• [PROVIDED MATERIAL]
======
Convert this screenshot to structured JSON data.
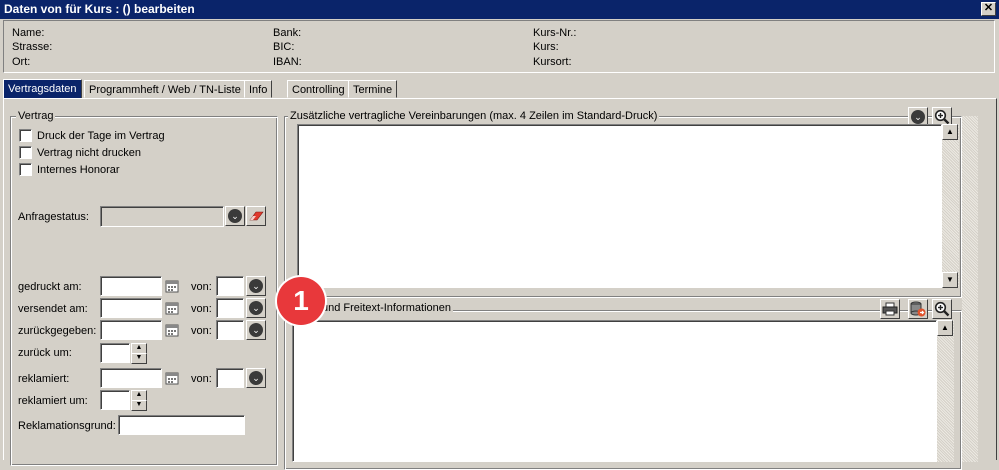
{
  "window": {
    "title": "Daten von  für Kurs : () bearbeiten",
    "close": "✕"
  },
  "info": {
    "col1": [
      "Name:",
      "Strasse:",
      "Ort:"
    ],
    "col2": [
      "Bank:",
      "BIC:",
      "IBAN:"
    ],
    "col3": [
      "Kurs-Nr.:",
      "Kurs:",
      "Kursort:"
    ]
  },
  "tabs": [
    "Vertragsdaten",
    "Programmheft / Web / TN-Liste",
    "Info",
    "Controlling",
    "Termine"
  ],
  "vertrag": {
    "title": "Vertrag",
    "checkboxes": [
      "Druck der Tage im Vertrag",
      "Vertrag nicht drucken",
      "Internes Honorar"
    ],
    "anfragestatus_label": "Anfragestatus:",
    "gedruckt_label": "gedruckt am:",
    "versendet_label": "versendet am:",
    "zurueckgegeben_label": "zurückgegeben:",
    "zurueck_um_label": "zurück um:",
    "reklamiert_label": "reklamiert:",
    "reklamiert_um_label": "reklamiert um:",
    "reklamationsgrund_label": "Reklamationsgrund:",
    "von_label": "von:"
  },
  "zusatz": {
    "title": "Zusätzliche vertragliche Vereinbarungen (max. 4 Zeilen im Standard-Druck)"
  },
  "freitext": {
    "title": "und Freitext-Informationen"
  },
  "badge": {
    "number": "1"
  }
}
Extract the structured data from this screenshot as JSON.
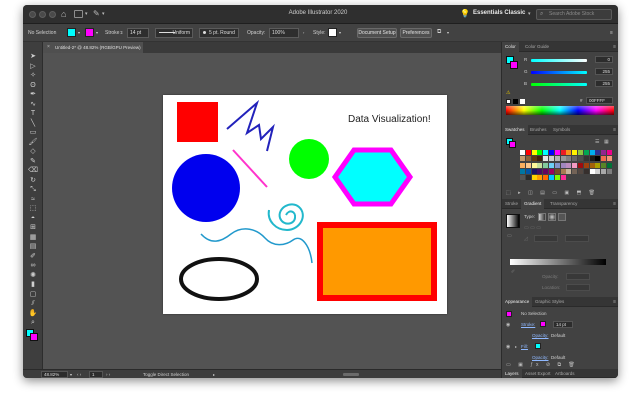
{
  "app": {
    "title": "Adobe Illustrator 2020",
    "workspace": "Essentials Classic",
    "stock_search_placeholder": "Search Adobe Stock"
  },
  "control_bar": {
    "selection": "No Selection",
    "stroke_label": "Stroke:",
    "stroke_weight": "14 pt",
    "variable_width": "Uniform",
    "brush": "5 pt. Round",
    "opacity_label": "Opacity:",
    "opacity_value": "100%",
    "style_label": "Style:",
    "document_setup": "Document Setup",
    "preferences": "Preferences",
    "fill_color": "#00ffff",
    "stroke_color": "#ff00ff"
  },
  "document_tab": {
    "label": "Untitled-2* @ 48.82% (RGB/GPU Preview)"
  },
  "toolbar": {
    "tools": [
      "selection-tool",
      "direct-selection-tool",
      "magic-wand-tool",
      "lasso-tool",
      "pen-tool",
      "curvature-tool",
      "type-tool",
      "line-tool",
      "rectangle-tool",
      "paintbrush-tool",
      "shaper-tool",
      "pencil-tool",
      "eraser-tool",
      "rotate-tool",
      "scale-tool",
      "width-tool",
      "free-transform-tool",
      "shape-builder-tool",
      "perspective-tool",
      "mesh-tool",
      "gradient-tool",
      "eyedropper-tool",
      "blend-tool",
      "symbol-sprayer-tool",
      "column-graph-tool",
      "artboard-tool",
      "slice-tool",
      "hand-tool",
      "zoom-tool"
    ],
    "fill_color": "#00ffff",
    "stroke_color": "#ff00ff"
  },
  "artboard": {
    "heading": "Data Visualization!",
    "shapes": {
      "red_square": "#ff0000",
      "blue_circle": "#0000ee",
      "green_circle": "#00ff00",
      "hexagon_fill": "#00ffff",
      "hexagon_stroke": "#ff00ff",
      "orange_rect_fill": "#ff9900",
      "orange_rect_stroke": "#ff0000",
      "zigzag_stroke": "#2222bb",
      "diagonal_line": "#ff33cc",
      "spiral_stroke": "#22b8cc",
      "wave_stroke": "#2299cc",
      "ellipse_stroke": "#111111"
    }
  },
  "status_bar": {
    "zoom": "48.82%",
    "artboard_number": "1",
    "tool_hint": "Toggle Direct Selection"
  },
  "color_panel": {
    "tabs": [
      "Color",
      "Color Guide"
    ],
    "channels": [
      {
        "label": "R",
        "value": "0"
      },
      {
        "label": "G",
        "value": "255"
      },
      {
        "label": "B",
        "value": "255"
      }
    ],
    "hex_label": "#",
    "hex_value": "00FFFF"
  },
  "swatches_panel": {
    "tabs": [
      "Swatches",
      "Brushes",
      "Symbols"
    ]
  },
  "gradient_panel": {
    "tabs": [
      "Stroke",
      "Gradient",
      "Transparency"
    ],
    "type_label": "Type:",
    "opacity_label": "Opacity:",
    "location_label": "Location:"
  },
  "appearance_panel": {
    "tabs": [
      "Appearance",
      "Graphic Styles"
    ],
    "selection": "No Selection",
    "stroke_label": "Stroke:",
    "stroke_weight": "14 pt",
    "opacity_label": "Opacity:",
    "opacity_value": "Default",
    "fill_label": "Fill:",
    "fill_opacity_label": "Opacity:",
    "fill_opacity_value": "Default"
  },
  "bottom_tabs": [
    "Layers",
    "Asset Export",
    "Artboards"
  ]
}
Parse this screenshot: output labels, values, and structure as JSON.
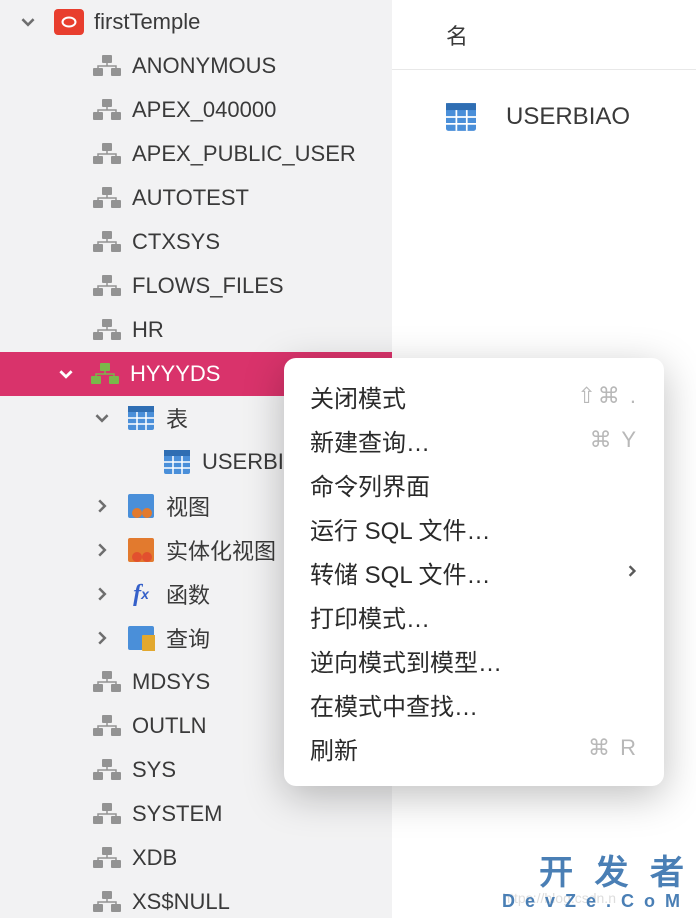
{
  "connection": {
    "name": "firstTemple"
  },
  "schemas": [
    {
      "name": "ANONYMOUS"
    },
    {
      "name": "APEX_040000"
    },
    {
      "name": "APEX_PUBLIC_USER"
    },
    {
      "name": "AUTOTEST"
    },
    {
      "name": "CTXSYS"
    },
    {
      "name": "FLOWS_FILES"
    },
    {
      "name": "HR"
    }
  ],
  "selected_schema": {
    "name": "HYYYDS"
  },
  "schema_children": {
    "tables": {
      "label": "表",
      "items": [
        {
          "name": "USERBIAO"
        }
      ]
    },
    "views": {
      "label": "视图"
    },
    "mviews": {
      "label": "实体化视图"
    },
    "functions": {
      "label": "函数"
    },
    "queries": {
      "label": "查询"
    }
  },
  "schemas_after": [
    {
      "name": "MDSYS"
    },
    {
      "name": "OUTLN"
    },
    {
      "name": "SYS"
    },
    {
      "name": "SYSTEM"
    },
    {
      "name": "XDB"
    },
    {
      "name": "XS$NULL"
    }
  ],
  "main": {
    "column_header": "名",
    "table_name": "USERBIAO"
  },
  "context_menu": {
    "items": [
      {
        "label": "关闭模式",
        "shortcut": "⇧⌘ ."
      },
      {
        "label": "新建查询…",
        "shortcut": "⌘ Y"
      },
      {
        "label": "命令列界面",
        "shortcut": ""
      },
      {
        "label": "运行 SQL 文件…",
        "shortcut": ""
      },
      {
        "label": "转储 SQL 文件…",
        "shortcut": "",
        "submenu": true
      },
      {
        "label": "打印模式…",
        "shortcut": ""
      },
      {
        "label": "逆向模式到模型…",
        "shortcut": ""
      },
      {
        "label": "在模式中查找…",
        "shortcut": ""
      },
      {
        "label": "刷新",
        "shortcut": "⌘ R"
      }
    ]
  },
  "watermark": {
    "line1": "开 发 者",
    "line2": "DevZe.CoM"
  },
  "blog_watermark": "https://blog.csdn.n"
}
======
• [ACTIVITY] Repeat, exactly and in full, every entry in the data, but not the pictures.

• [EXERCISE ANSWER]
Convert this screenshot to structured JSON data.
{
  "window": {
    "title": "Daten von  für Kurs : () bearbeiten",
    "close": "✕"
  },
  "info": {
    "col1": [
      "Name:",
      "Strasse:",
      "Ort:"
    ],
    "col2": [
      "Bank:",
      "BIC:",
      "IBAN:"
    ],
    "col3": [
      "Kurs-Nr.:",
      "Kurs:",
      "Kursort:"
    ]
  },
  "tabs": [
    "Vertragsdaten",
    "Programmheft / Web / TN-Liste",
    "Info",
    "Controlling",
    "Termine"
  ],
  "vertrag": {
    "title": "Vertrag",
    "checkboxes": [
      "Druck der Tage im Vertrag",
      "Vertrag nicht drucken",
      "Internes Honorar"
    ],
    "anfragestatus_label": "Anfragestatus:",
    "gedruckt_label": "gedruckt am:",
    "versendet_label": "versendet am:",
    "zurueckgegeben_label": "zurückgegeben:",
    "zurueck_um_label": "zurück um:",
    "reklamiert_label": "reklamiert:",
    "reklamiert_um_label": "reklamiert um:",
    "reklamationsgrund_label": "Reklamationsgrund:",
    "von_label": "von:"
  },
  "zusatz": {
    "title": "Zusätzliche vertragliche Vereinbarungen (max. 4 Zeilen im Standard-Druck)"
  },
  "freitext": {
    "title": "und Freitext-Informationen"
  },
  "badge": {
    "number": "1"
  }
}
Extract the structured data from this screenshot as JSON.
{
  "app": {
    "title": "Adobe Illustrator 2020",
    "workspace": "Essentials Classic",
    "stock_search_placeholder": "Search Adobe Stock"
  },
  "control_bar": {
    "selection": "No Selection",
    "stroke_label": "Stroke:",
    "stroke_weight": "14 pt",
    "variable_width": "Uniform",
    "brush": "5 pt. Round",
    "opacity_label": "Opacity:",
    "opacity_value": "100%",
    "style_label": "Style:",
    "document_setup": "Document Setup",
    "preferences": "Preferences",
    "fill_color": "#00ffff",
    "stroke_color": "#ff00ff"
  },
  "document_tab": {
    "label": "Untitled-2* @ 48.82% (RGB/GPU Preview)"
  },
  "toolbar": {
    "tools": [
      "selection-tool",
      "direct-selection-tool",
      "magic-wand-tool",
      "lasso-tool",
      "pen-tool",
      "curvature-tool",
      "type-tool",
      "line-tool",
      "rectangle-tool",
      "paintbrush-tool",
      "shaper-tool",
      "pencil-tool",
      "eraser-tool",
      "rotate-tool",
      "scale-tool",
      "width-tool",
      "free-transform-tool",
      "shape-builder-tool",
      "perspective-tool",
      "mesh-tool",
      "gradient-tool",
      "eyedropper-tool",
      "blend-tool",
      "symbol-sprayer-tool",
      "column-graph-tool",
      "artboard-tool",
      "slice-tool",
      "hand-tool",
      "zoom-tool"
    ],
    "fill_color": "#00ffff",
    "stroke_color": "#ff00ff"
  },
  "artboard": {
    "heading": "Data Visualization!",
    "shapes": {
      "red_square": "#ff0000",
      "blue_circle": "#0000ee",
      "green_circle": "#00ff00",
      "hexagon_fill": "#00ffff",
      "hexagon_stroke": "#ff00ff",
      "orange_rect_fill": "#ff9900",
      "orange_rect_stroke": "#ff0000",
      "zigzag_stroke": "#2222bb",
      "diagonal_line": "#ff33cc",
      "spiral_stroke": "#22b8cc",
      "wave_stroke": "#2299cc",
      "ellipse_stroke": "#111111"
    }
  },
  "status_bar": {
    "zoom": "48.82%",
    "artboard_number": "1",
    "tool_hint": "Toggle Direct Selection"
  },
  "color_panel": {
    "tabs": [
      "Color",
      "Color Guide"
    ],
    "channels": [
      {
        "label": "R",
        "value": "0"
      },
      {
        "label": "G",
        "value": "255"
      },
      {
        "label": "B",
        "value": "255"
      }
    ],
    "hex_label": "#",
    "hex_value": "00FFFF"
  },
  "swatches_panel": {
    "tabs": [
      "Swatches",
      "Brushes",
      "Symbols"
    ]
  },
  "gradient_panel": {
    "tabs": [
      "Stroke",
      "Gradient",
      "Transparency"
    ],
    "type_label": "Type:",
    "opacity_label": "Opacity:",
    "location_label": "Location:"
  },
  "appearance_panel": {
    "tabs": [
      "Appearance",
      "Graphic Styles"
    ],
    "selection": "No Selection",
    "stroke_label": "Stroke:",
    "stroke_weight": "14 pt",
    "opacity_label": "Opacity:",
    "opacity_value": "Default",
    "fill_label": "Fill:",
    "fill_opacity_label": "Opacity:",
    "fill_opacity_value": "Default"
  },
  "bottom_tabs": [
    "Layers",
    "Asset Export",
    "Artboards"
  ]
}
Parse this screenshot: output labels, values, and structure as JSON.
{
  "connection": {
    "name": "firstTemple"
  },
  "schemas": [
    {
      "name": "ANONYMOUS"
    },
    {
      "name": "APEX_040000"
    },
    {
      "name": "APEX_PUBLIC_USER"
    },
    {
      "name": "AUTOTEST"
    },
    {
      "name": "CTXSYS"
    },
    {
      "name": "FLOWS_FILES"
    },
    {
      "name": "HR"
    }
  ],
  "selected_schema": {
    "name": "HYYYDS"
  },
  "schema_children": {
    "tables": {
      "label": "表",
      "items": [
        {
          "name": "USERBIAO"
        }
      ]
    },
    "views": {
      "label": "视图"
    },
    "mviews": {
      "label": "实体化视图"
    },
    "functions": {
      "label": "函数"
    },
    "queries": {
      "label": "查询"
    }
  },
  "schemas_after": [
    {
      "name": "MDSYS"
    },
    {
      "name": "OUTLN"
    },
    {
      "name": "SYS"
    },
    {
      "name": "SYSTEM"
    },
    {
      "name": "XDB"
    },
    {
      "name": "XS$NULL"
    }
  ],
  "main": {
    "column_header": "名",
    "table_name": "USERBIAO"
  },
  "context_menu": {
    "items": [
      {
        "label": "关闭模式",
        "shortcut": "⇧⌘ ."
      },
      {
        "label": "新建查询…",
        "shortcut": "⌘ Y"
      },
      {
        "label": "命令列界面",
        "shortcut": ""
      },
      {
        "label": "运行 SQL 文件…",
        "shortcut": ""
      },
      {
        "label": "转储 SQL 文件…",
        "shortcut": "",
        "submenu": true
      },
      {
        "label": "打印模式…",
        "shortcut": ""
      },
      {
        "label": "逆向模式到模型…",
        "shortcut": ""
      },
      {
        "label": "在模式中查找…",
        "shortcut": ""
      },
      {
        "label": "刷新",
        "shortcut": "⌘ R"
      }
    ]
  },
  "watermark": {
    "line1": "开 发 者",
    "line2": "DevZe.CoM"
  },
  "blog_watermark": "https://blog.csdn.n"
}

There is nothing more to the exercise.